Speakers asked how to create a space in which it was possible for both men and women to speak up against abuse and violence at work; what must be done to fight impunity for the offenders; the role of employers in breaking the cycle of violence; what capacity-building programmes could be put in place to support States in fighting violence against women and their harassment in the world of work; and how to raise awareness among young women about challenges they would face in the world of work and equip them to deal with those challenges.

Concluding Remarks

KATRÍN JAKOBSDÓTTIR, Prime Minister of Iceland, said in concluding remarks that globally, only 50 per cent of women participated in the labour force and that one of the reasons was violence, harassment and abuse against women in the workplace.  This situation was not acceptable for many of the States sitting in this Council.  This was a structural problem that needed structural solutions and those called for the question of responsibility, which was not with individual women, but with Governments, employers and perpetrators.  The Prime Minister spoke of the actions taken in Iceland in the wake of the #MeToo movement, when the Government had convened all employers and businesses to come up with the plan of action to address this deeply rooted phenomenon in the Icelandic society.  Addressing violence against women in the workplace was not only the right thing to do, but was economically sound since in many countries high economic growth required the participation of both women and men.  The participation of women in the workforce transformed societies and brought benefits to all; for example, the institution of paid parental leave had led to more fathers spending more time with their children.

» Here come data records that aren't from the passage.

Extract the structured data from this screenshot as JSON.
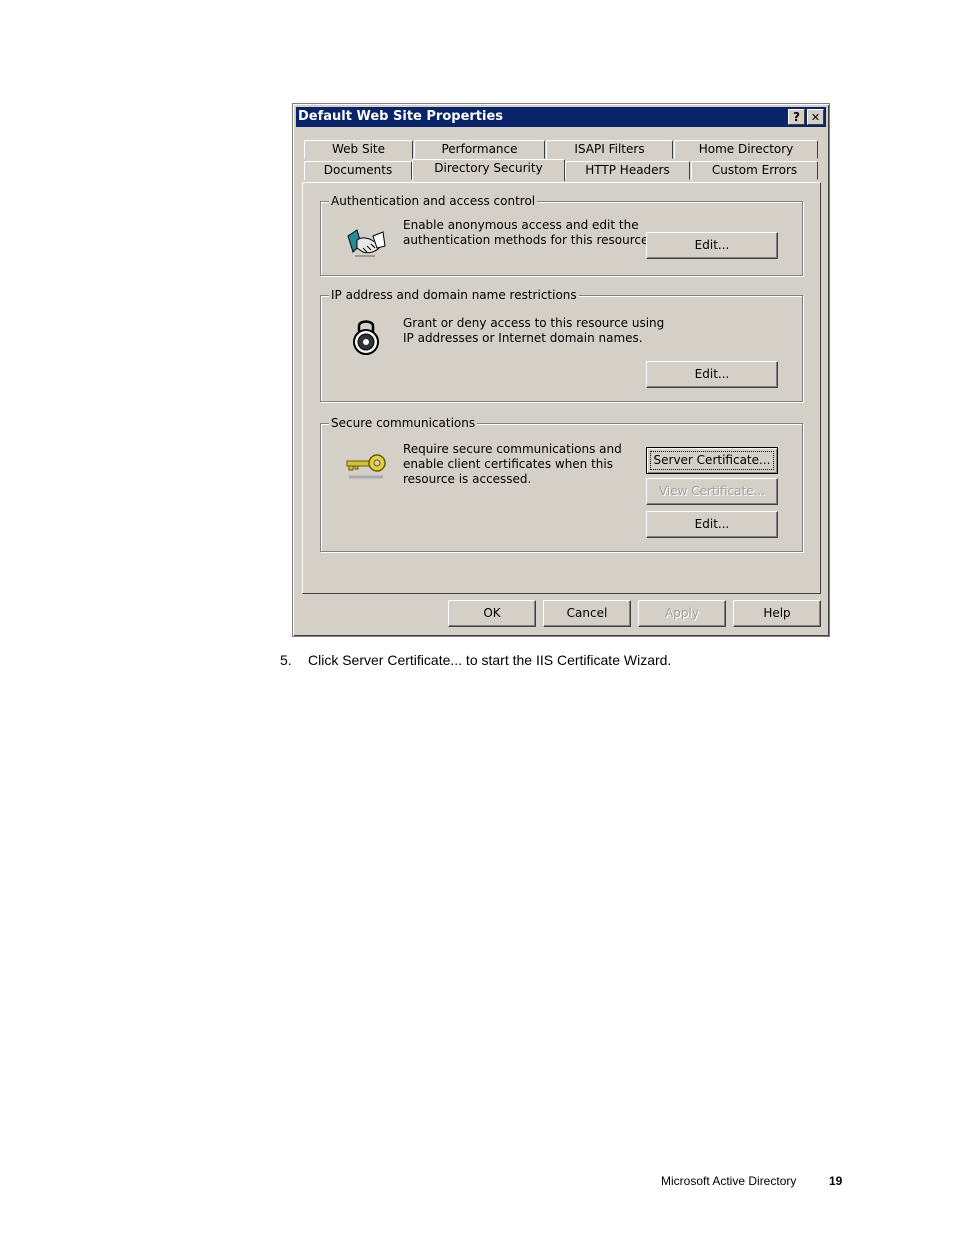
{
  "dialog": {
    "title": "Default Web Site Properties",
    "help_label": "?",
    "close_label": "✕",
    "tabs_row1": [
      "Web Site",
      "Performance",
      "ISAPI Filters",
      "Home Directory"
    ],
    "tabs_row2": [
      "Documents",
      "Directory Security",
      "HTTP Headers",
      "Custom Errors"
    ],
    "active_tab": "Directory Security",
    "groups": {
      "auth": {
        "title": "Authentication and access control",
        "line1": "Enable anonymous access and edit the",
        "line2": "authentication methods for this resource.",
        "edit": "Edit..."
      },
      "ip": {
        "title": "IP address and domain name restrictions",
        "line1": "Grant or deny access to this resource using",
        "line2": "IP addresses or Internet domain names.",
        "edit": "Edit..."
      },
      "secure": {
        "title": "Secure communications",
        "line1": "Require secure communications and",
        "line2": "enable client certificates when this",
        "line3": "resource is accessed.",
        "server_cert": "Server Certificate...",
        "view_cert": "View Certificate...",
        "edit": "Edit..."
      }
    },
    "buttons": {
      "ok": "OK",
      "cancel": "Cancel",
      "apply": "Apply",
      "help": "Help"
    }
  },
  "caption": {
    "number": "5.",
    "text": "Click Server Certificate... to start the IIS Certificate Wizard."
  },
  "footer": {
    "title": "Microsoft Active Directory",
    "page": "19"
  }
}
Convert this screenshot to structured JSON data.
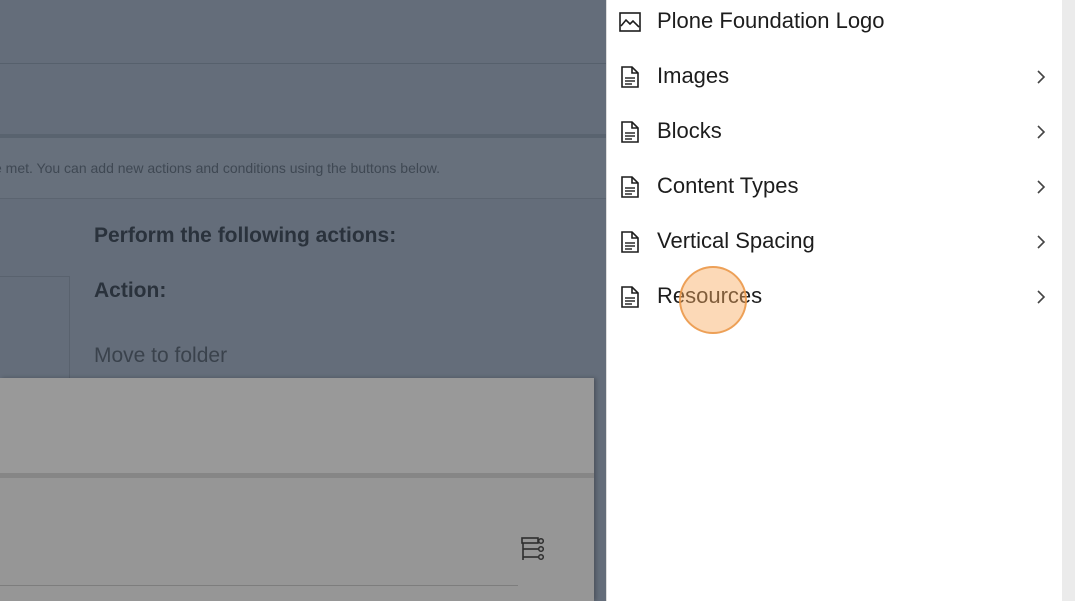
{
  "background": {
    "description_text": "e met. You can add new actions and conditions using the buttons below.",
    "heading": "Perform the following actions:",
    "action_label": "Action:",
    "action_value": "Move to folder"
  },
  "panel": {
    "items": [
      {
        "label": "Plone Foundation Logo",
        "icon": "image-icon",
        "has_children": false
      },
      {
        "label": "Images",
        "icon": "document-icon",
        "has_children": true
      },
      {
        "label": "Blocks",
        "icon": "document-icon",
        "has_children": true
      },
      {
        "label": "Content Types",
        "icon": "document-icon",
        "has_children": true
      },
      {
        "label": "Vertical Spacing",
        "icon": "document-icon",
        "has_children": true
      },
      {
        "label": "Resources",
        "icon": "document-icon",
        "has_children": true
      }
    ]
  },
  "colors": {
    "overlay": "#646d7a",
    "panel": "#ffffff",
    "click_indicator": "#f9ab60"
  }
}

SURYA DEVA, Chairperson, Working Group on the issue of human rights and transnational corporations and other business enterprises, Moderator of the Panel, noted in concluding remarks that broad themes raised in the discussion were those of best practices and what worked and what did not, the role of international cooperation in addressing the issue, engaging men in the action, accountability, and the role of employers.  It was necessary to change the mindset of employers because for many, gender was just a box to tick and very few had an understanding of how it linked to structural inequalities.  Thus, much remained to be done to raise awareness about this issue.  Secondly, he said, trade unions were mostly male dominated, and there was indeed a need to increase women’s participation therein.

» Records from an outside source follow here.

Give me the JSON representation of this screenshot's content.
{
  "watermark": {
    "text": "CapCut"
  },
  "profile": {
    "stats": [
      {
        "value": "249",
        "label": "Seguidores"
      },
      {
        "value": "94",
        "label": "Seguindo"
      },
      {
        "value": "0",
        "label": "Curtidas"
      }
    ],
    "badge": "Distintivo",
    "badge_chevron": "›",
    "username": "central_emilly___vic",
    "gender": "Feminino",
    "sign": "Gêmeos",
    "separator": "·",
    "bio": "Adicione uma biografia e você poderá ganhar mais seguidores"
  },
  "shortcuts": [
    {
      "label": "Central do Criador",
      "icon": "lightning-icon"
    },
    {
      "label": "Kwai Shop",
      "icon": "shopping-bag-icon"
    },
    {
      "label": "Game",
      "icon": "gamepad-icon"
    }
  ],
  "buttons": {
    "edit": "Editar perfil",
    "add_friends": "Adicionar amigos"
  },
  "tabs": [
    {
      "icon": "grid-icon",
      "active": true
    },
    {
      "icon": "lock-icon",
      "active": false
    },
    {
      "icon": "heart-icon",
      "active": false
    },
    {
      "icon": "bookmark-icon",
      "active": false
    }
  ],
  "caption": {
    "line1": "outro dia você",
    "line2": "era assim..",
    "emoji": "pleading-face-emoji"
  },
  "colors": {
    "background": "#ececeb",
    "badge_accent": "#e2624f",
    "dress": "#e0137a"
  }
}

MARIA LUZ VEGA, Coordinator of the Future of Work Initiative at the International Labour Organization, said in concluding remarks that the International Labour Organization was looking for ways to implement the Convention, in cooperation with Governments and trade unions.  Article 9 of the Convention provided guidance on what employers could do to address violence against women in the workplace.  Labour inspections had an important role to play in strengthening accountability for acts of violence and harassment in the workplace.

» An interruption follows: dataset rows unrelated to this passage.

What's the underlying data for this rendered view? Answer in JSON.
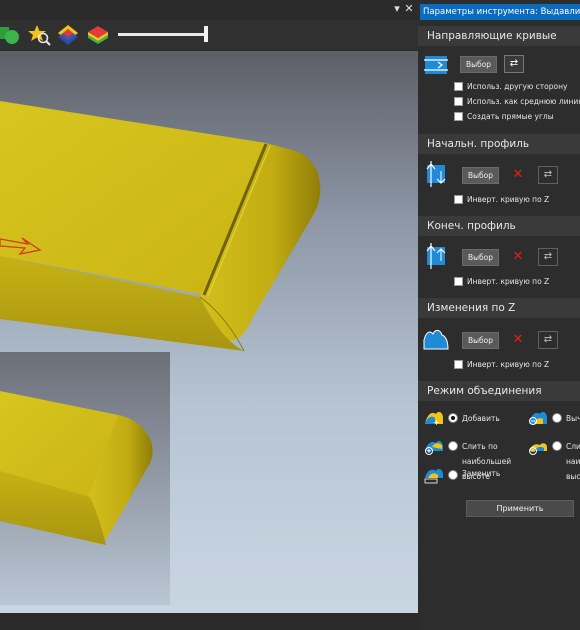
{
  "panel": {
    "title": "Параметры инструмента: Выдавливание",
    "sections": {
      "guide": {
        "title": "Направляющие кривые",
        "select_label": "Выбор",
        "options": [
          "Использ. другую сторону",
          "Использ. как среднюю линию",
          "Создать прямые углы"
        ]
      },
      "start_profile": {
        "title": "Начальн. профиль",
        "select_label": "Выбор",
        "invert_label": "Инверт. кривую по Z"
      },
      "end_profile": {
        "title": "Конеч. профиль",
        "select_label": "Выбор",
        "invert_label": "Инверт. кривую по Z"
      },
      "z_change": {
        "title": "Изменения по Z",
        "select_label": "Выбор",
        "invert_label": "Инверт. кривую по Z"
      },
      "merge_mode": {
        "title": "Режим объединения",
        "options": [
          {
            "label": "Добавить",
            "selected": true
          },
          {
            "label": "Выч",
            "selected": false
          },
          {
            "label": "Слить по",
            "selected": false
          },
          {
            "label": "наибольшей",
            "selected": false
          },
          {
            "label": "высоте",
            "selected": false
          },
          {
            "label": "Сли",
            "selected": false
          },
          {
            "label": "наи",
            "selected": false
          },
          {
            "label": "выс",
            "selected": false
          },
          {
            "label": "Заменить",
            "selected": false
          }
        ]
      }
    },
    "apply_label": "Применить"
  },
  "toolbar": {
    "slider_value": 1.0
  },
  "window_controls": {
    "dropdown": "▾",
    "close": "✕"
  },
  "colors": {
    "accent": "#0b6bbf",
    "model": "#d4c020",
    "panel_bg": "#2d2d2d",
    "delete": "#e0201a"
  }
}
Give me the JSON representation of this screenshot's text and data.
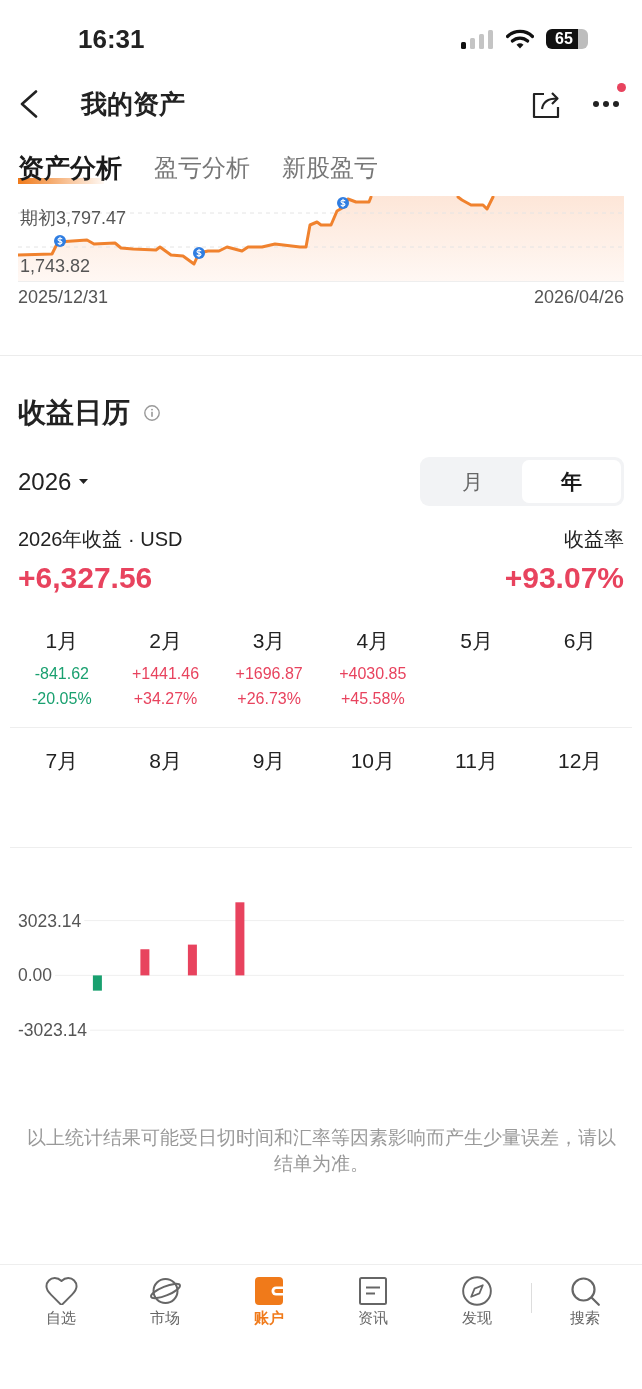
{
  "status_bar": {
    "time": "16:31",
    "battery": "65"
  },
  "header": {
    "title": "我的资产",
    "more_badge": true
  },
  "tabs": [
    {
      "label": "资产分析",
      "selected": true
    },
    {
      "label": "盈亏分析",
      "selected": false
    },
    {
      "label": "新股盈亏",
      "selected": false
    }
  ],
  "asset_chart": {
    "upper_label": "期初3,797.47",
    "lower_label": "1,743.82",
    "start_date": "2025/12/31",
    "end_date": "2026/04/26"
  },
  "profit_calendar": {
    "title": "收益日历",
    "year": "2026",
    "periods": [
      {
        "label": "月",
        "selected": false
      },
      {
        "label": "年",
        "selected": true
      }
    ],
    "summary_label": "2026年收益 · USD",
    "total": "+6,327.56",
    "rate_label": "收益率",
    "rate": "+93.07%",
    "months": [
      {
        "label": "1月",
        "profit": "-841.62",
        "rate": "-20.05%",
        "color": "#19a06f"
      },
      {
        "label": "2月",
        "profit": "+1441.46",
        "rate": "+34.27%",
        "color": "#e8435e"
      },
      {
        "label": "3月",
        "profit": "+1696.87",
        "rate": "+26.73%",
        "color": "#e8435e"
      },
      {
        "label": "4月",
        "profit": "+4030.85",
        "rate": "+45.58%",
        "color": "#e8435e"
      },
      {
        "label": "5月"
      },
      {
        "label": "6月"
      },
      {
        "label": "7月"
      },
      {
        "label": "8月"
      },
      {
        "label": "9月"
      },
      {
        "label": "10月"
      },
      {
        "label": "11月"
      },
      {
        "label": "12月"
      }
    ],
    "chart_data": {
      "type": "bar",
      "values": [
        -841.62,
        1441.46,
        1696.87,
        4030.85,
        null,
        null,
        null,
        null,
        null,
        null,
        null,
        null
      ],
      "ylim": [
        -3023.14,
        4030.85
      ],
      "yticks": [
        {
          "value": 3023.14,
          "label": "3023.14"
        },
        {
          "value": 0,
          "label": "0.00"
        },
        {
          "value": -3023.14,
          "label": "-3023.14"
        }
      ],
      "grid": true
    }
  },
  "disclaimer": "以上统计结果可能受日切时间和汇率等因素影响而产生少量误差，请以结单为准。",
  "bottom_nav": [
    {
      "label": "自选",
      "selected": false,
      "kind": "tab"
    },
    {
      "label": "市场",
      "selected": false,
      "kind": "tab"
    },
    {
      "label": "账户",
      "selected": true,
      "kind": "tab"
    },
    {
      "label": "资讯",
      "selected": false,
      "kind": "tab"
    },
    {
      "label": "发现",
      "selected": false,
      "kind": "tab"
    },
    {
      "label": "搜索",
      "selected": false,
      "kind": "action"
    }
  ]
}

DUBRAVKA ŠIMONOVIĆ, Special Rapporteur on violence against women, its causes and consequences, reiterated in concluding remarks that violence against women in the workplace was a human rights violation, and outlined the role of the platform of seven independent mechanisms which worked to address violence against women globally and at the regional level.  A system-wide approach to eliminating violence against women was needed, and States were called upon to ratify the new International Labour Organization Convention and integrate it into national legal systems, together with other important human rights instruments, to enable them to produce results.  The mandate of the Special Rapporteur to receive individual complaints was another mechanism that women could use to seek greater protection from violence.

NOVELITA PALISOC, Regional Representative for Asia in the International Domestic Workers Federation and President of the United Domestic Workers of the Philippines, in concluding remarks urged States to read and adopt the Convention, as well as to respond more effectively to complaints, since in many instances, perpetrators were still walking free.

__________

For use of the information media; not an official record

Back

Back

No